[Katz]: As Katz, I fully began playing in 2014 after learning to use CDJs. From there on, I started playing in various clubs within the kingdom with other fellow DJs. I used to play dance music at the time. With time, I eventually found a music genre I felt comfortable listening and playing which is deep and soulful house. A few years later, I became a resident DJ at Solanis Shisanyama for 3 years playing strictly deep and soulful house. This is the very same place I met Bsquared for the first time, as previously mention. At the time he was based in Pretoria.
[B’Squared]: My journey began back in 2008 when I went to varsity in Jozi. I had a few friends who loved house, and so I started my house collection. At the time I wasn’t playing, just a few indoor parties with friends, nothing major. Fast track to 2010, I moved back to Eswatini, bought my first PA system and that’s where it all began. Back then where I came from, a DJ would play the whole night. I used to play deep house, commercial house, old school house, kwaito etc. A few years later I moved back to GP, that’s when I decided to only focus on soulful and deep house. As and when I visit home, I would get a chance to play. This is how

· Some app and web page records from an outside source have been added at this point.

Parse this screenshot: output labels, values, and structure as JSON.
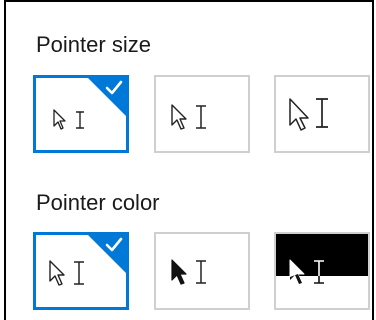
{
  "pointer_size": {
    "title": "Pointer size",
    "options": [
      {
        "name": "small",
        "selected": true
      },
      {
        "name": "medium",
        "selected": false
      },
      {
        "name": "large",
        "selected": false
      }
    ]
  },
  "pointer_color": {
    "title": "Pointer color",
    "options": [
      {
        "name": "white",
        "selected": true
      },
      {
        "name": "black",
        "selected": false
      },
      {
        "name": "inverted",
        "selected": false
      }
    ]
  },
  "colors": {
    "accent": "#0078d7",
    "tile_border": "#cfcfcf",
    "text": "#1a1a1a"
  },
  "icons": {
    "arrow": "arrow-pointer-icon",
    "text_select": "text-select-icon",
    "check": "checkmark-icon"
  }
}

Katz and I met. Ever since we’ve know each other, we have always kept it true and loyal to deep house.
We believe in taking time to do anything really. We spend days buying new music online and listening to it. Tracks selection for any mixtape plays an import role when making your final recording. More time is spent on creating combinations of tracks that work together to produce the kind of sound you hope to achieve. It’s like telling a story, your selecting needs to project the way you feel and how you want your audience to feel when they listen to your mixtape and live sets. Therefore, having sufficient music helps ease the job of selecting what to play.
What are the dynamics of your relationship and how does this influence your art?

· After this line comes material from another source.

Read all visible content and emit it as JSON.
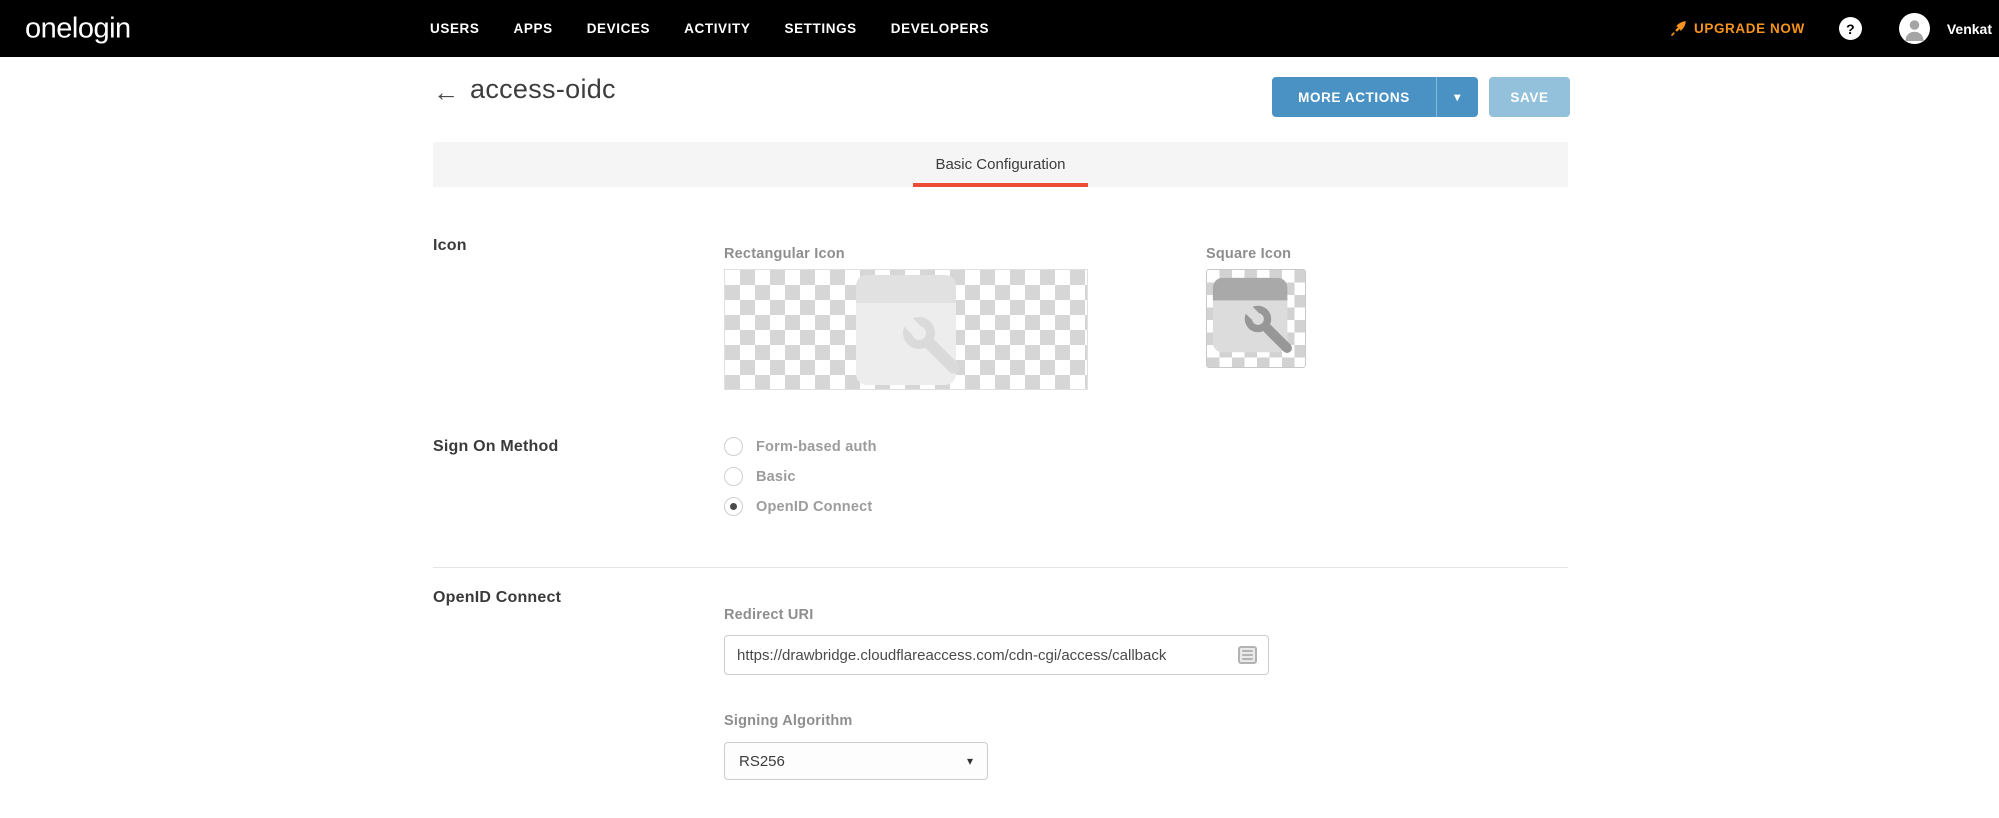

We are friends first, who respect each other as individuals and so happen to love the sound we both play. To maintain the balance, we believe in being open minded and having proper communication with no filters and if the situation allows so that we can move on to our shared vision. What keeps us grounded is always reminding each other of the fact that music is greater than both of us combined. So we try to be as humble and dedicated to being better than the previous day. This helps us to focus on the music and keeping our followers pleased. Happy followers give us confidence to explore more and keep us excited to want to
present the next sound.

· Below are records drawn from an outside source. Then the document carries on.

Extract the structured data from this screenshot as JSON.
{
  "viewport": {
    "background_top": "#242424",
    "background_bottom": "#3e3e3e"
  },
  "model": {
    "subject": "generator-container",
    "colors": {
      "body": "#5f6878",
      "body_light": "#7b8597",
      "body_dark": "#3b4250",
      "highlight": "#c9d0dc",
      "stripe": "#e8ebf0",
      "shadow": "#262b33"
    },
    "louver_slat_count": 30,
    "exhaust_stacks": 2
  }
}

Has branching out into clothing impacted your brand, if so in what way?
Yes, branching out into clothing has been a positive impact. This marketing tool has helped us positively reach more people who are interested in the Beats & Bass Movement. Their continued support has pushed us into broadening the merchandise designs for people to choose from. To help spread the word to other people, our latest designs incorporates our podcast link at the back of the t-shirts. Curious people not familiar with the movement will use that as an opportunity to check us out.
What can you tell us about your upcoming projects?
To keep our Podcast going and keep working with many DJs who offer us guest mixtapes. We are also working towards doing a minor tour in Durban in Aug/September. From there, we join our musical brothers Lovesouldeep for their anniversary at House 22 in October. The biggest thing we looking forward to is hosting our second event for the year in November with a few international guests.
Follow the Beats & Bass Movement on Facebook.